• [Data to use]:
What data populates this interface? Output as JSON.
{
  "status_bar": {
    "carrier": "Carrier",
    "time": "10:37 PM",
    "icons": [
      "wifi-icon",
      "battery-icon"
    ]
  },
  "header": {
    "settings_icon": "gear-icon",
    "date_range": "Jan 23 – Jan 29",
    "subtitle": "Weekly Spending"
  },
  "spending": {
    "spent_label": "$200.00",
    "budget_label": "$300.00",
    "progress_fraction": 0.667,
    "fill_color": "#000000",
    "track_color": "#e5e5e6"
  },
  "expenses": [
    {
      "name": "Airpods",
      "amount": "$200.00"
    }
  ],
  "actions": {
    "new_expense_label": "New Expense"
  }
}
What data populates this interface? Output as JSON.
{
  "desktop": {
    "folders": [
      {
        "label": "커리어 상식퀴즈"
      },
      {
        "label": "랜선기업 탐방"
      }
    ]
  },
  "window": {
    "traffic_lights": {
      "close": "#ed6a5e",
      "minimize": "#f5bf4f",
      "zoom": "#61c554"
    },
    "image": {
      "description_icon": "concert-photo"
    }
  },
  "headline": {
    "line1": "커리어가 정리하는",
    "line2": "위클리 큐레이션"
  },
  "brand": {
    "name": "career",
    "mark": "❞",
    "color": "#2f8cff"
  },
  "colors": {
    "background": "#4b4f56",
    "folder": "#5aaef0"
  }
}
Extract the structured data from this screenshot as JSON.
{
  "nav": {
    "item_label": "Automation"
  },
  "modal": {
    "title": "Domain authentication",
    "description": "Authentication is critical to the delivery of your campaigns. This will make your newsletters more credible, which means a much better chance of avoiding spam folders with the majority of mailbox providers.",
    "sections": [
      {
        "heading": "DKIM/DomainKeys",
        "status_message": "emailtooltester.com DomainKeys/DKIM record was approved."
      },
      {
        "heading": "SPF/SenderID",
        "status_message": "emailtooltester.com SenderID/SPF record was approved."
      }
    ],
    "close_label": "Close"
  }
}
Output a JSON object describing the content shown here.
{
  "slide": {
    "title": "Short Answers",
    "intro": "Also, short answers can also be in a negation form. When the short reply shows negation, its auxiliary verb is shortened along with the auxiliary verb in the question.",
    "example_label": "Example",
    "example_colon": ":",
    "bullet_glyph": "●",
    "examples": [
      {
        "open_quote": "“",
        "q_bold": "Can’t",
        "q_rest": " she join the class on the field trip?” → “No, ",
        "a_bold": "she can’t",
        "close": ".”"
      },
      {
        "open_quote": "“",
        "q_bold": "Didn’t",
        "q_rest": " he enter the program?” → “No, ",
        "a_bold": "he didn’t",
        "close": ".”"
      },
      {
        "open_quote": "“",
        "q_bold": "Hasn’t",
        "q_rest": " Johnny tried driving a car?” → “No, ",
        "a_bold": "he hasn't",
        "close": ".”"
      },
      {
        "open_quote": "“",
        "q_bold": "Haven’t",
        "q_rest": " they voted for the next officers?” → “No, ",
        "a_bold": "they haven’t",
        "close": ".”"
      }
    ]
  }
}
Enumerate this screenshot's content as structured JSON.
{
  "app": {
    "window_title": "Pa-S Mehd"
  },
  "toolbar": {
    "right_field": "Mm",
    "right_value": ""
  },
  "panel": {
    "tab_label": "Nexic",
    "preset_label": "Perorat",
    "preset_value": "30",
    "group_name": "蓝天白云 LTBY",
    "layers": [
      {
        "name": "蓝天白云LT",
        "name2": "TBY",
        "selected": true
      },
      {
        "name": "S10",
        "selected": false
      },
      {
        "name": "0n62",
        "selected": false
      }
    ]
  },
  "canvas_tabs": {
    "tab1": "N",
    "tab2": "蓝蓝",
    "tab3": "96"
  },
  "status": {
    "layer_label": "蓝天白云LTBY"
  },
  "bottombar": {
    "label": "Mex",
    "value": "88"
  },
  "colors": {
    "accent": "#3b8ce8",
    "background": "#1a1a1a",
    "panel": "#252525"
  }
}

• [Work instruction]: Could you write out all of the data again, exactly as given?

• [Answer section]:
What data populates this interface? Output as JSON.
{
  "status_bar": {
    "carrier": "Carrier",
    "time": "10:37 PM",
    "icons": [
      "wifi-icon",
      "battery-icon"
    ]
  },
  "header": {
    "settings_icon": "gear-icon",
    "date_range": "Jan 23 – Jan 29",
    "subtitle": "Weekly Spending"
  },
  "spending": {
    "spent_label": "$200.00",
    "budget_label": "$300.00",
    "progress_fraction": 0.667,
    "fill_color": "#000000",
    "track_color": "#e5e5e6"
  },
  "expenses": [
    {
      "name": "Airpods",
      "amount": "$200.00"
    }
  ],
  "actions": {
    "new_expense_label": "New Expense"
  }
}
What data populates this interface? Output as JSON.
{
  "desktop": {
    "folders": [
      {
        "label": "커리어 상식퀴즈"
      },
      {
        "label": "랜선기업 탐방"
      }
    ]
  },
  "window": {
    "traffic_lights": {
      "close": "#ed6a5e",
      "minimize": "#f5bf4f",
      "zoom": "#61c554"
    },
    "image": {
      "description_icon": "concert-photo"
    }
  },
  "headline": {
    "line1": "커리어가 정리하는",
    "line2": "위클리 큐레이션"
  },
  "brand": {
    "name": "career",
    "mark": "❞",
    "color": "#2f8cff"
  },
  "colors": {
    "background": "#4b4f56",
    "folder": "#5aaef0"
  }
}
Extract the structured data from this screenshot as JSON.
{
  "nav": {
    "item_label": "Automation"
  },
  "modal": {
    "title": "Domain authentication",
    "description": "Authentication is critical to the delivery of your campaigns. This will make your newsletters more credible, which means a much better chance of avoiding spam folders with the majority of mailbox providers.",
    "sections": [
      {
        "heading": "DKIM/DomainKeys",
        "status_message": "emailtooltester.com DomainKeys/DKIM record was approved."
      },
      {
        "heading": "SPF/SenderID",
        "status_message": "emailtooltester.com SenderID/SPF record was approved."
      }
    ],
    "close_label": "Close"
  }
}
Output a JSON object describing the content shown here.
{
  "slide": {
    "title": "Short Answers",
    "intro": "Also, short answers can also be in a negation form. When the short reply shows negation, its auxiliary verb is shortened along with the auxiliary verb in the question.",
    "example_label": "Example",
    "example_colon": ":",
    "bullet_glyph": "●",
    "examples": [
      {
        "open_quote": "“",
        "q_bold": "Can’t",
        "q_rest": " she join the class on the field trip?” → “No, ",
        "a_bold": "she can’t",
        "close": ".”"
      },
      {
        "open_quote": "“",
        "q_bold": "Didn’t",
        "q_rest": " he enter the program?” → “No, ",
        "a_bold": "he didn’t",
        "close": ".”"
      },
      {
        "open_quote": "“",
        "q_bold": "Hasn’t",
        "q_rest": " Johnny tried driving a car?” → “No, ",
        "a_bold": "he hasn't",
        "close": ".”"
      },
      {
        "open_quote": "“",
        "q_bold": "Haven’t",
        "q_rest": " they voted for the next officers?” → “No, ",
        "a_bold": "they haven’t",
        "close": ".”"
      }
    ]
  }
}
Enumerate this screenshot's content as structured JSON.
{
  "app": {
    "window_title": "Pa-S Mehd"
  },
  "toolbar": {
    "right_field": "Mm",
    "right_value": ""
  },
  "panel": {
    "tab_label": "Nexic",
    "preset_label": "Perorat",
    "preset_value": "30",
    "group_name": "蓝天白云 LTBY",
    "layers": [
      {
        "name": "蓝天白云LT",
        "name2": "TBY",
        "selected": true
      },
      {
        "name": "S10",
        "selected": false
      },
      {
        "name": "0n62",
        "selected": false
      }
    ]
  },
  "canvas_tabs": {
    "tab1": "N",
    "tab2": "蓝蓝",
    "tab3": "96"
  },
  "status": {
    "layer_label": "蓝天白云LTBY"
  },
  "bottombar": {
    "label": "Mex",
    "value": "88"
  },
  "colors": {
    "accent": "#3b8ce8",
    "background": "#1a1a1a",
    "panel": "#252525"
  }
}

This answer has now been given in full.